(Records from a dataset)
____
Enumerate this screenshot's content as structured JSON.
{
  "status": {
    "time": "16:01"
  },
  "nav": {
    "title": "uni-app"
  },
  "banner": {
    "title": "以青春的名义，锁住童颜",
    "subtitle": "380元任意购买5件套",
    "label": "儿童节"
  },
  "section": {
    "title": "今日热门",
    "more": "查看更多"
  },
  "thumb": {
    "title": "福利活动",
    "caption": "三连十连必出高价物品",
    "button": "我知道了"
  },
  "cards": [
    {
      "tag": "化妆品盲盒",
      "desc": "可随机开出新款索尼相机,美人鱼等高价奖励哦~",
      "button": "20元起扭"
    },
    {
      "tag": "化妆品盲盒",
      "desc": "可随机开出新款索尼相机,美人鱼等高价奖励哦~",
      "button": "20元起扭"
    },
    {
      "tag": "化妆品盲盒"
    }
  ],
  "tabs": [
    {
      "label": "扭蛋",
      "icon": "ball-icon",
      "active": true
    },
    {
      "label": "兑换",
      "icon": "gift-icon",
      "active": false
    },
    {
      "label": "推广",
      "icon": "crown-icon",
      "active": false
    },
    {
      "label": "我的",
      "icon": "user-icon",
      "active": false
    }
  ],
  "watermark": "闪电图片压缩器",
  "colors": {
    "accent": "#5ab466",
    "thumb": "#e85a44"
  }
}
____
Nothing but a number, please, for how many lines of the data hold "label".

5